James Webb Telescope reveals the composition of a protoplanetary disk
An international research team involving scientists from CNRS, the University of Paris-Saclay and CEA, supported by CNES, has just revealed the chemical composition of a Paris-Saclay University and the CEA, supported by the CNES, has just revealed the chemical composition of a disc of matter rotating around a young star, where new planets are forming.
Surprisingly, the disc is rich in hydrocarbons, with two molecules from this family even have even been detected for the first time in a disc. These results, published on 11 May 2023 in the journal Nature Astronomy were obtained thanks to the MIRI instrument developed by a consortium of laboratories in Europe and the United States.

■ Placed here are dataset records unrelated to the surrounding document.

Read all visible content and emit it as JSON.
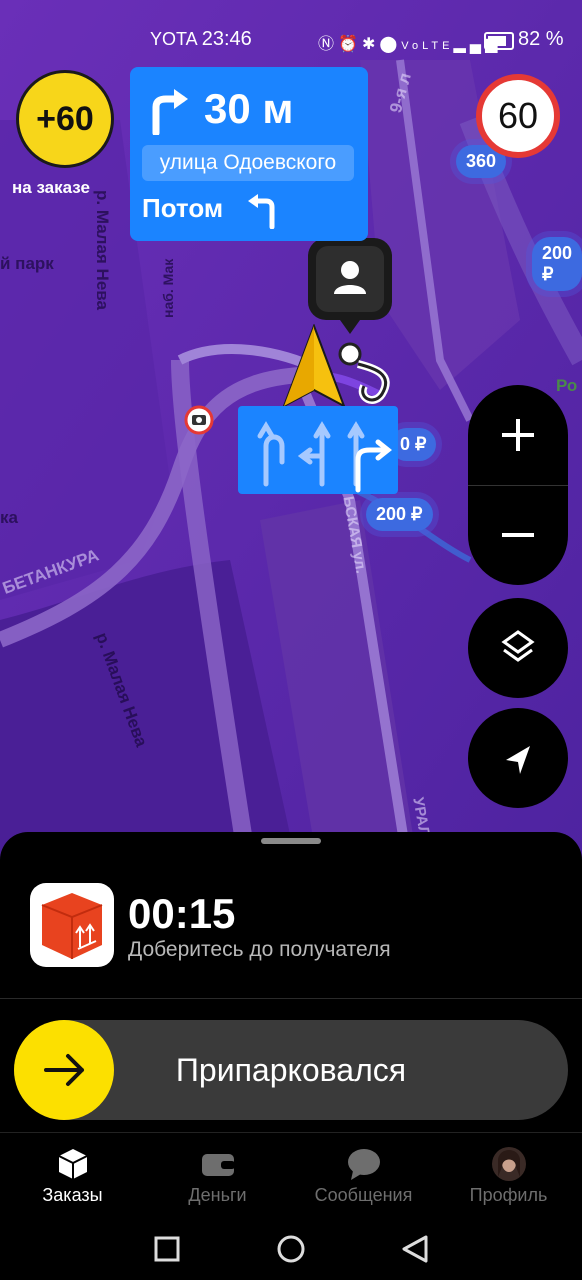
{
  "status_bar": {
    "carrier": "YOTA",
    "time": "23:46",
    "battery_percent": "82 %",
    "icons": [
      "nfc-icon",
      "alarm-icon",
      "bluetooth-icon",
      "location-icon",
      "volte-icon",
      "signal-icon",
      "battery-icon"
    ]
  },
  "bonus": {
    "value": "+60",
    "caption": "на заказе"
  },
  "speed_limit": "60",
  "navigation": {
    "distance": "30 м",
    "street": "улица Одоевского",
    "then_label": "Потом"
  },
  "map": {
    "labels": {
      "park": "й парк",
      "river_top": "р. Малая Нева",
      "embankment": "наб. Мак",
      "street_9": "9-я л",
      "betankura": "БЕТАНКУРА",
      "river_bottom": "р. Малая Нева",
      "street_v": "ЬСКАЯ ул.",
      "ka": "ка",
      "ro": "Ро",
      "ural": "УРАЛ"
    },
    "prices": {
      "p1": "360",
      "p2": "200 ₽",
      "p3": "0 ₽",
      "p4": "200 ₽"
    }
  },
  "order": {
    "timer": "00:15",
    "subtitle": "Доберитесь до получателя",
    "slider_label": "Припарковался"
  },
  "tabs": [
    {
      "label": "Заказы",
      "icon": "cube-icon",
      "active": true
    },
    {
      "label": "Деньги",
      "icon": "wallet-icon",
      "active": false
    },
    {
      "label": "Сообщения",
      "icon": "chat-icon",
      "active": false
    },
    {
      "label": "Профиль",
      "icon": "avatar",
      "active": false
    }
  ],
  "colors": {
    "accent_yellow": "#fce000",
    "nav_blue": "#1b84ff",
    "speed_red": "#e53935",
    "map_purple": "#5b2aa8"
  }
}
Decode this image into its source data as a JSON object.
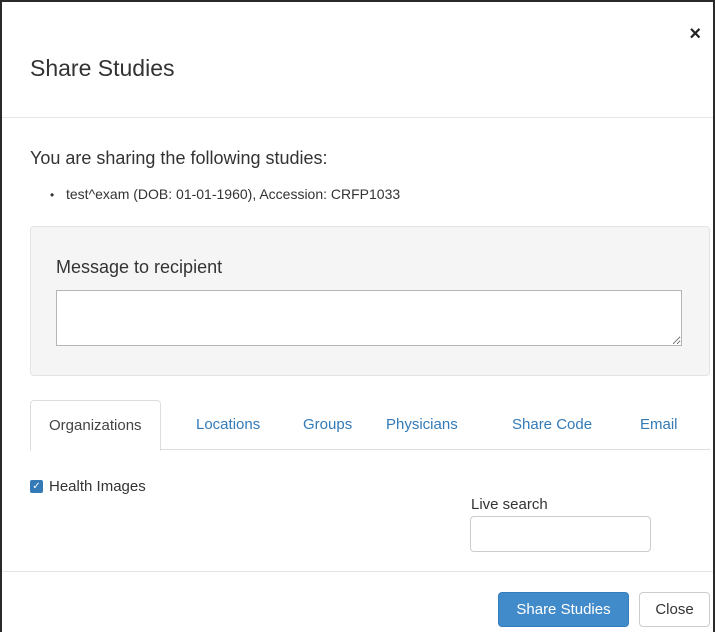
{
  "modal": {
    "title": "Share Studies",
    "close_symbol": "×"
  },
  "sharing": {
    "heading": "You are sharing the following studies:",
    "bullet": "•",
    "studies": [
      "test^exam (DOB: 01-01-1960), Accession: CRFP1033"
    ]
  },
  "message": {
    "label": "Message to recipient",
    "value": "",
    "placeholder": ""
  },
  "tabs": [
    {
      "label": "Organizations",
      "active": true
    },
    {
      "label": "Locations",
      "active": false
    },
    {
      "label": "Groups",
      "active": false
    },
    {
      "label": "Physicians",
      "active": false
    },
    {
      "label": "Share Code",
      "active": false
    },
    {
      "label": "Email",
      "active": false
    }
  ],
  "organizations": [
    {
      "label": "Health Images",
      "checked": true,
      "check_glyph": "✓"
    }
  ],
  "live_search": {
    "label": "Live search",
    "value": "",
    "placeholder": ""
  },
  "footer": {
    "share_label": "Share Studies",
    "close_label": "Close"
  },
  "colors": {
    "primary": "#428bca",
    "link": "#337ab7",
    "well": "#f5f5f5"
  }
}
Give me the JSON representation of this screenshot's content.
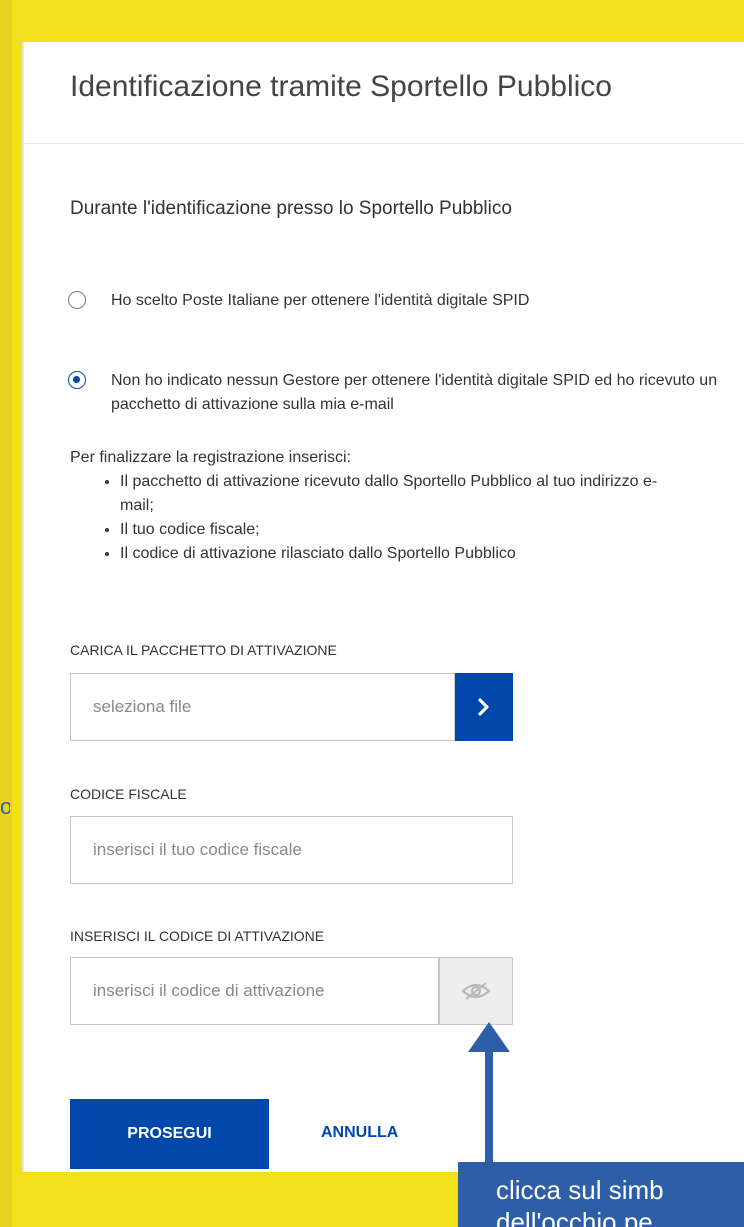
{
  "header": {
    "title": "Identificazione tramite Sportello Pubblico"
  },
  "intro": {
    "subtitle": "Durante l'identificazione presso lo Sportello Pubblico"
  },
  "options": [
    {
      "label": "Ho scelto Poste Italiane per ottenere l'identità digitale SPID",
      "selected": false
    },
    {
      "label": "Non ho indicato nessun Gestore per ottenere l'identità digitale SPID ed ho ricevuto un pacchetto di attivazione sulla mia e-mail",
      "selected": true
    }
  ],
  "instructions": {
    "intro": "Per finalizzare la registrazione inserisci:",
    "items": [
      "Il pacchetto di attivazione ricevuto dallo Sportello Pubblico al tuo indirizzo e-mail;",
      "Il tuo codice fiscale;",
      "Il codice di attivazione rilasciato dallo Sportello Pubblico"
    ]
  },
  "fields": {
    "package": {
      "label": "CARICA IL PACCHETTO DI ATTIVAZIONE",
      "placeholder": "seleziona file",
      "value": ""
    },
    "fiscal_code": {
      "label": "CODICE FISCALE",
      "placeholder": "inserisci il tuo codice fiscale",
      "value": ""
    },
    "activation_code": {
      "label": "INSERISCI IL CODICE DI ATTIVAZIONE",
      "placeholder": "inserisci il codice di attivazione",
      "value": ""
    }
  },
  "actions": {
    "primary": "PROSEGUI",
    "secondary": "ANNULLA"
  },
  "callout": {
    "line1": "clicca sul simb",
    "line2": "dell'occhio pe"
  },
  "icons": {
    "go": "chevron-right-icon",
    "eye": "eye-slash-icon",
    "pointer": "arrow-up-icon"
  },
  "colors": {
    "accent": "#0047ab",
    "background": "#f2e01b",
    "callout": "#2f5ea8"
  }
}
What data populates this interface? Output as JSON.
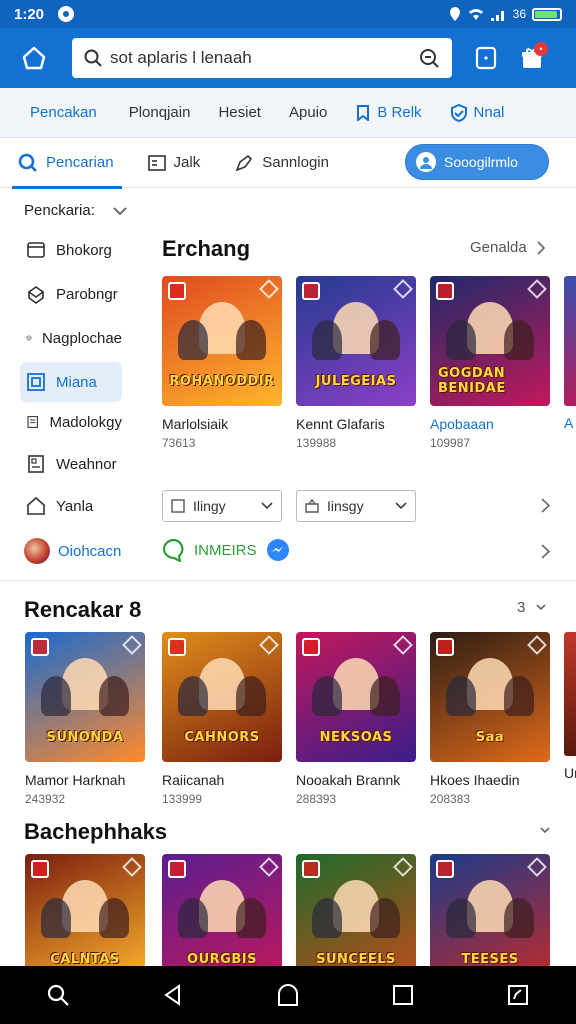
{
  "status": {
    "time": "1:20",
    "signal_text": "36",
    "battery_level": 0.85
  },
  "appbar": {
    "search_value": "sot aplaris l lenaah"
  },
  "categories": [
    {
      "label": "Pencakan",
      "style": "active"
    },
    {
      "label": "Plonqjain",
      "style": "plain"
    },
    {
      "label": "Hesiet",
      "style": "plain"
    },
    {
      "label": "Apuio",
      "style": "plain"
    },
    {
      "label": "B Relk",
      "style": "blue"
    },
    {
      "label": "Nnal",
      "style": "blue"
    }
  ],
  "tabs": {
    "search": "Pencarian",
    "jalk": "Jalk",
    "sannlogin": "Sannlogin",
    "pill": "Sooogilrmlo"
  },
  "sidebar": {
    "header": "Penckaria:",
    "items": [
      {
        "label": "Bhokorg",
        "icon": "window-icon"
      },
      {
        "label": "Parobngr",
        "icon": "box-icon"
      },
      {
        "label": "Nagplochae",
        "icon": "cube-icon"
      },
      {
        "label": "Miana",
        "icon": "frame-icon"
      },
      {
        "label": "Madolokgy",
        "icon": "document-icon"
      },
      {
        "label": "Weahnor",
        "icon": "grid-doc-icon"
      },
      {
        "label": "Yanla",
        "icon": "home-outline-icon"
      }
    ]
  },
  "featured": {
    "title": "Erchang",
    "more": "Genalda",
    "cards": [
      {
        "name": "Marlolsiaik",
        "meta": "73613",
        "banner": "ROHANODDIR",
        "bg": "#e04a1f",
        "bg2": "#ffb52e",
        "blue": false
      },
      {
        "name": "Kennt Glafaris",
        "meta": "139988",
        "banner": "JULEGEIAS",
        "bg": "#243b8f",
        "bg2": "#8c3fc7",
        "blue": false
      },
      {
        "name": "Apobaaan",
        "meta": "109987",
        "banner": "GOGDAN BENIDAE",
        "bg": "#1e2a6a",
        "bg2": "#c2185b",
        "blue": true
      }
    ],
    "peek_letter": "A",
    "dropdowns": [
      "Ilingy",
      "Iinsgy"
    ]
  },
  "share": {
    "first": "Oiohcacn",
    "second": "INMEIRS"
  },
  "section2": {
    "title": "Rencakar 8",
    "count": "3",
    "cards": [
      {
        "name": "Mamor Harknah",
        "meta": "243932",
        "banner": "SUNONDA",
        "bg": "#1a6ad0",
        "bg2": "#ff8a2a"
      },
      {
        "name": "Raiicanah",
        "meta": "133999",
        "banner": "CAHNORS",
        "bg": "#e08f1c",
        "bg2": "#7a1e0f"
      },
      {
        "name": "Nooakah Brannk",
        "meta": "288393",
        "banner": "NEKSOAS",
        "bg": "#c2185b",
        "bg2": "#3a1d8a"
      },
      {
        "name": "Hkoes Ihaedin",
        "meta": "208383",
        "banner": "Saa",
        "bg": "#2b1d14",
        "bg2": "#e06a1a"
      }
    ],
    "peek_letter": "Ur"
  },
  "section3": {
    "title": "Bachephhaks",
    "cards": [
      {
        "banner": "CALNTAS",
        "bg": "#7a1e0f",
        "bg2": "#ffb52e"
      },
      {
        "banner": "OURGBIS",
        "bg": "#5a1e8f",
        "bg2": "#c2185b"
      },
      {
        "banner": "SUNCEELS",
        "bg": "#1d6b2a",
        "bg2": "#c24b1a"
      },
      {
        "banner": "TEESES",
        "bg": "#1a3a8a",
        "bg2": "#c22a2a"
      }
    ]
  },
  "colors": {
    "accent": "#1371d3",
    "statusbar": "#0f64c0"
  }
}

This is where planets are born, in the heart of the disks of dust and gas that form around a young star after its birth. of a young star after its birth. Here, matter clumps together to form ‘protoplanets’, which continue to grow by gathering material from the The material clumps together to form ‘protoplanets’, which continue to grow by collecting material they encounter in the disc. However, our knowledge of this process is still limited. knowledge of this process is still limited.
Among the mysteries that still surround protoplanetary disks, scientists from 11 European countries 11 European countries in the MINDS (MIRI mid- Infrared Disk Survey) consortium have now partially the veil on their chemical composition. Observations of the very young star J1605323 and its disk with the James Webb Space Telescope have revealed surprisingly abundant hydrocarbons. surprisingly abundant. Some of these are even detected for the first time in a disc.
The MIRI spectrum of the star J160532. The emission lines of benzene (C6H6), diacetylene (C4H2) and carbon dioxide (CO2) appear as narrow peaks in the spectrum. Acetylene is so abundant that it produces two broad bumps in the spectrum. This indicates the dominance of hydrocarbons in the disc. Water emission, commonly observed in other disks, is weak or absent. Benoît Tabone/MINDS consortium/NASA/ESA
The consortium chose to focus on J160532 because of its low mass, in the order of five to ten times less than that of the Sun. Indeed, observations in recent years have shown that rocky exoplanets are very abundant around these ‘light’ stars. Moreover, these exoplanets often form in the habitable zone of their star, as shown by the famous Trappist-1 exoplanet system.
These results are a first glimpse of the potential of the James Webb Space Telescope to learn about the physical and chemical conditions that prevail during planet formation. Scientists now want to study the full diversity of protoplanetary disks to understand how the same physical processes that operate in all disks lead to the different types of planets observed in the Universe, including those in our Solar System.
Pour en savoir plus
Sous la maîtrise d’œuvre du CEA et la maîtrise d’ouvrage du CNES, plusieurs laboratoires français ont joué un rôle clef pour fournir l’imageur de MIRI : le laboratoire Astrophysique, instrumentation, modélisation (CEA/CNRS/Université Paris Cité), l’Institut d’astrophysique spatiale (CNRS/Université Paris-Saclay), le Laboratoire d’études spatiales et d’instrumentation en astrophysique (Observatoire de Paris-PSL/CNRS/Sorbonne Université/Université Paris Cité), le Laboratoire d’astrophysique de Marseille (CNRS/Aix Marseille Université).
En France, ces recherches ont impliqué des scientifiques de l’Institut d’astrophysique spatiale (CNRS/Université Paris-Saclay), du laboratoire Astrophysique, instrumentation, modélisation (CNRS/CEA/Université Paris Cité), du Laboratoire d’études du rayonnement et de la matière en astrophysique et atmosphères (Observatoire de Paris–PSL/CNRS/Sorbonne Université/Université de Cergy-Pontoise) et du Laboratoire de météorologie dynamique (CNRS/ENS-PSL/École polytechnique/Sorbonne Université), ainsi qu’un soutien financier du CNES. 3- J160532 s’est formée il y a environ trois millions d’années, contre plus de quatre milliards pour le Soleil à titre de comparaison.
A rich hydrocarbon chemistry and high C to O ratio in the inner disk around a very low-mass star.
Tabone et al. Nature Astronomy, le 11 mai 2023. DOI:10.1038/s41550-023-01965-3
Agnès Perrin, LMD-IPSL •
Source : CNRS.